Aly Raisman single-handedly did what the International Olympic Committee refused to do: invoked the memory of the 11 Israeli athletes murdered at the 1972 Summer Games.
Olympic officials have refused to even to consider a simple moment of silence at the opening ceremony or at another point in the 2012 London Olympics for the Israelis killed by terrorists 40 years ago in Munich, Germany.
Aly Raisman, who won the gold medal yesterday in the women’s individual floor exercise at the London Olympics to the tune of the Hebrew folk song “Hava Nagila,” paid tribute to their memory, however.
Here’s what Aly Raisman had to say about the Israeli athletes murdered 40 years ago according to the New York Post:
“Having that floor music wasn’t intentional,” an emotional but poised Raisman told reporters after her performance.
“But the fact it was on the 40th anniversary is special, and winning the gold today means a lot to me.”
If there had been a moment’s silence,” the 18-year-old woman told the world, “I would have supported it and respected it.”

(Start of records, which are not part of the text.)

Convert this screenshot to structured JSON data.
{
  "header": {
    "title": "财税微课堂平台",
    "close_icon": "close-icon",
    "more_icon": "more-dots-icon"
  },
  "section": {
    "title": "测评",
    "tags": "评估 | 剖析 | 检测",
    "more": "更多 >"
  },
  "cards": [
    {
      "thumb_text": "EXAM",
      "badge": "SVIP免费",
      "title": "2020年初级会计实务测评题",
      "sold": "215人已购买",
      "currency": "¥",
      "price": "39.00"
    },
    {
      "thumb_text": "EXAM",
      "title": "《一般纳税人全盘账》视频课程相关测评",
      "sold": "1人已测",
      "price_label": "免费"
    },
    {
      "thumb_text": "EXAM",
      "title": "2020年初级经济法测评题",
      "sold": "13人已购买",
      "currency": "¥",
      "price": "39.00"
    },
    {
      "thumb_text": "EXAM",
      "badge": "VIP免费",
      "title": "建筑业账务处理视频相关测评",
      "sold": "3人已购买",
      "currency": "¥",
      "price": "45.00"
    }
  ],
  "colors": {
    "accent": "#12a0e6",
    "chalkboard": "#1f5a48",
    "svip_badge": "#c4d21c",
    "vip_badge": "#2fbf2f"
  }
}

The Post adds that Raisman deserves a lot of credit for addressing a subject that Olympic officials tired to squash:
“Raisman finished first in the women’s floor exercise, but she deserves to have another medal draped around her neck for having the chutzpah to face the world and do what needed to be done and say what needed to be said …”
“Were it not for young Aly and her wedding dance/bat mitzvah accompaniment, the Munich dead may have never gotten their due.”
As The Inquisitr has previously reported, the history-making performance by Aly Raisman, of Needham, Mass., gives the U.S. a first-ever gold medal in the woman’s individual floor exercise. Raisman also won gold in London as a member of the women’s gymnastic team–the first top Olympic finish in that event for the U.S. since 1996.